Florida-Georgia festivities at The Jacksonville Landing have been a tradition since time immemorial, or at least since the waterfront mall was built in the late 1980s. All that may change this year. In an Oct. 17 story, David Bauerlein of The Florida Times-Union reported that City Hall is imposing restrictions on said festivities for the first time. Those restrictions have both parties locked in litigation.
First and foremost, the city (which owns the land on which the mall is built) requires that The Landing’s owners, Jacksonville Landing Investments (owned by the Sleiman family), file for a special events permit. The only problem is timing. The game goes down Oct. 27, tailgate party or no tailgate party. In order to file the permit application 90 days in advance, as the new rules stipulate, the Sleimans would need a time machine.
The Landing did file an application, on Oct. 1, and then promptly began advertising. This drew the ire of city officials, who argue that The Landing was notified about the permit process back in June, giving the Sleimans plenty of time to file.
Either way, the clock is ticking.
“Circuit Court Judge Kevin Blazs heard arguments Wednesday from attorneys for The Landing and the city,” Bauerlein wrote. “Blazs asked each side to give him its proposed orders in 20 days, so his ruling will take place after the Florida-Georgia game. Until then, the city will make the decision on whether it grants a permit for The Landing in connection with Florida-Georgia.”
That means the ball is in the city’s court, which doesn’t bode well for The Landing. Bauerlein noted that “[t]he dispute is part of a larger courtroom battle over whether the city can evict the mall’s owners from the city-owned land.” This is just one chapter in an ongoing saga of litigation—a saga that was recently interrupted by tragedy on Aug. 26, when a mass shooting unfolded at a video game tournament hosted on the property.
GET OUT AND WALK
Meanwhile, the Council on Aging of Clay County has fired its Executor Director Al Rizer over the organization’s ongoing financial problems. Those problems stem from the Council’s side hustle, Clay Transit. With a confused mandate mixing up senior services and public transportation, it’s no surprise the agency has been hemorrhaging money for years.
Nick Blank of Clay Today has kept his eye on these developments since the first rumblings of financial trouble. Blank’s Oct. 17 story reported Rizer’s removal; the director had been serving as head of the Council on and off since 2008. Chief Financial Officer Megan Villavicencio resigned the very morning of the meeting at which Rizer’s ouster was announced.
Blank quoted Council President John Bowles, who “said a change in leadership was needed in the organization with the serious accounting problems.”
“It’s simply a business decision. It has nothing to do with personalities, because we all know each other and worked together for years,” Bowles said. “We hate that it comes down to this.”

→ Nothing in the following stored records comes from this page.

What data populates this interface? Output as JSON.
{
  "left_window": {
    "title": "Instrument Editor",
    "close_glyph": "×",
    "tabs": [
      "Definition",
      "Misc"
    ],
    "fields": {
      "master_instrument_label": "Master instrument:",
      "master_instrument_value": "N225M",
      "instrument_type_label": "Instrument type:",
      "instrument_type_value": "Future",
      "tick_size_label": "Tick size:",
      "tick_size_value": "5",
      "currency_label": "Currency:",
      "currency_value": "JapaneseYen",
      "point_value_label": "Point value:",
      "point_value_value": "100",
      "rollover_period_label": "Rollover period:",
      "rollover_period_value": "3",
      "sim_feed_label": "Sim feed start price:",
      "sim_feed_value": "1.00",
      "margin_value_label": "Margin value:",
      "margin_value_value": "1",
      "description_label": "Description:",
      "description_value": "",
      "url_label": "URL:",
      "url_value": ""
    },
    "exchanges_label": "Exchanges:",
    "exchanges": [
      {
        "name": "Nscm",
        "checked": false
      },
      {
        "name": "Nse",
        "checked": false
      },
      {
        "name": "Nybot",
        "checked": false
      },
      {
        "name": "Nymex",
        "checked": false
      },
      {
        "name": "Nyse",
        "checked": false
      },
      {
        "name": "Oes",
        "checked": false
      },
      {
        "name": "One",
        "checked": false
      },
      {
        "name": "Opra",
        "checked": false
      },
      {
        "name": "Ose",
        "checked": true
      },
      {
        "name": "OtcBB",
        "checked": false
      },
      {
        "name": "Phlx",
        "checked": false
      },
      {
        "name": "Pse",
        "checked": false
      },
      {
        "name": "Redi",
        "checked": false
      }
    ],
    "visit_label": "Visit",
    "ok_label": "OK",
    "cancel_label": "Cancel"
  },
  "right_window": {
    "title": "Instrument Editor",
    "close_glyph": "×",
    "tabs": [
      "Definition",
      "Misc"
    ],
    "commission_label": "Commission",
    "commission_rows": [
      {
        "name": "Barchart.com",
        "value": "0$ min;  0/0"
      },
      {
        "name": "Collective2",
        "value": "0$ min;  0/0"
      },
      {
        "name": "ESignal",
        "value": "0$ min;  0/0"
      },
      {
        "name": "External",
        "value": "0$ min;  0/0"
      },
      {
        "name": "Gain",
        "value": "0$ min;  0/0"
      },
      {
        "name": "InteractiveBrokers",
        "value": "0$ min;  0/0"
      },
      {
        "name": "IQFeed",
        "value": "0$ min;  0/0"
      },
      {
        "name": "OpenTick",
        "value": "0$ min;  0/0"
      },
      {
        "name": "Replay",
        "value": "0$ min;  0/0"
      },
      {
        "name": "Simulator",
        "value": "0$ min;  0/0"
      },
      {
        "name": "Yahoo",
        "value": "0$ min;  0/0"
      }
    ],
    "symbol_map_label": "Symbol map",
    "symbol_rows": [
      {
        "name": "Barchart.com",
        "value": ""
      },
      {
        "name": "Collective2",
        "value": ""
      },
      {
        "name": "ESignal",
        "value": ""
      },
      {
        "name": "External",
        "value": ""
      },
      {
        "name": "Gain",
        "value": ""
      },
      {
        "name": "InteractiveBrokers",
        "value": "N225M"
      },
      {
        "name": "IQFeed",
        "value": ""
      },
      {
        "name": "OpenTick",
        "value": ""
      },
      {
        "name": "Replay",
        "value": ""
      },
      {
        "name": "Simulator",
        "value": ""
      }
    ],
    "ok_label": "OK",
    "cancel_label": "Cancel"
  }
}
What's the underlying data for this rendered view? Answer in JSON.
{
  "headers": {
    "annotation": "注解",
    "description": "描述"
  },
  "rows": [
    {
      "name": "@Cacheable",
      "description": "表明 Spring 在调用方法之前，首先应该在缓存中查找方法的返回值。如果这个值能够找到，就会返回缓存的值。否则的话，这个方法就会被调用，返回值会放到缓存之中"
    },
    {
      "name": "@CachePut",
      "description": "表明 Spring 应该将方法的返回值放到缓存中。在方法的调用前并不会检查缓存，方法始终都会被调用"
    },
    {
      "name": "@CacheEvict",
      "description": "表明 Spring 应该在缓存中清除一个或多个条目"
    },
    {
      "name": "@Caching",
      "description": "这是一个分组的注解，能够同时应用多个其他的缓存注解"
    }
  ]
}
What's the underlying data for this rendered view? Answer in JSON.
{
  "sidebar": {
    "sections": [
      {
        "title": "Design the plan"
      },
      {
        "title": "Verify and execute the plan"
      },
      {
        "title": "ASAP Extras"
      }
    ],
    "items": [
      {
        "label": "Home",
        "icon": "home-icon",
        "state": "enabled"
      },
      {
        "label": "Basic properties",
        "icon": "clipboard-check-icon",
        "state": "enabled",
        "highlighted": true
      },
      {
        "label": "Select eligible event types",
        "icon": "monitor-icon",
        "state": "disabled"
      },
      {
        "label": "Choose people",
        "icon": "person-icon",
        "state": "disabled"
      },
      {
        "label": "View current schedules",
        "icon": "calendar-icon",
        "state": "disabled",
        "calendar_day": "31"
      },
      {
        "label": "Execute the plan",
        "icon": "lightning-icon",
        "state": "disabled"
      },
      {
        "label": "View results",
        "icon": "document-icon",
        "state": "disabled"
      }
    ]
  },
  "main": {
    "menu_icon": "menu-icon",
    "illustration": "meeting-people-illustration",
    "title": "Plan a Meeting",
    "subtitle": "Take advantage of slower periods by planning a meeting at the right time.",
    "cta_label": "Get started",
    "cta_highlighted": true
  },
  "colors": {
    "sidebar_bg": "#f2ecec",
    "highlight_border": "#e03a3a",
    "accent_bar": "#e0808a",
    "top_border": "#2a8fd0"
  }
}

But it’s not ‘simply a business decision.’ In addition to running the public bus system, the Council is required by law to provide transport to the underserved as well. “Bowles said senior services would not be affected by the transportation services’ deficit as the council considered cuts,” Blank observed.
KING’S GRANT NOT GRANTED
The St. Johns County Commission has dealt another blow to a proposed development that has been drawing criticism for years.
“In something of a surprise,” The St. Augustine Record’s Stuart Korfhage wrote in an Oct. 16 story, “the St. Johns County Commission voted against a proposal to settle the lawsuit by the King’s Grant developers, dealing another setback to the 999-home development.”
King’s Grant has been in the works for years, and it has been resisted for just as long. Its developers dreamed up a massive, 770-acre mixed-use development at S.R. 206 and I-95. They faced regulatory headwinds from the start. Turns out, St. Johns County doesn’t need any more sprawl.
A 2015 vote was close, with three Commissioners voting in favor of and two against preliminary rezoning to prepare the ground for King’s Grant. The latest vote, this one to move the project through a courtroom impasse, was unequivocal. One former “yes” vote even moved to the “no” column.
“On Tuesday, the vote was 4-1 to deny the settlement agreement,” Korfhage reported. “What was most surprising was that Commissioner Jimmy Johns, who voted in favor of the development in 2015, voted against settling. Also, Commissioner Jay Morris was the only one in favor of the settlement, even though he voted against the development in 2015.”
Litigation will continue, but the Grant’s future looks grim.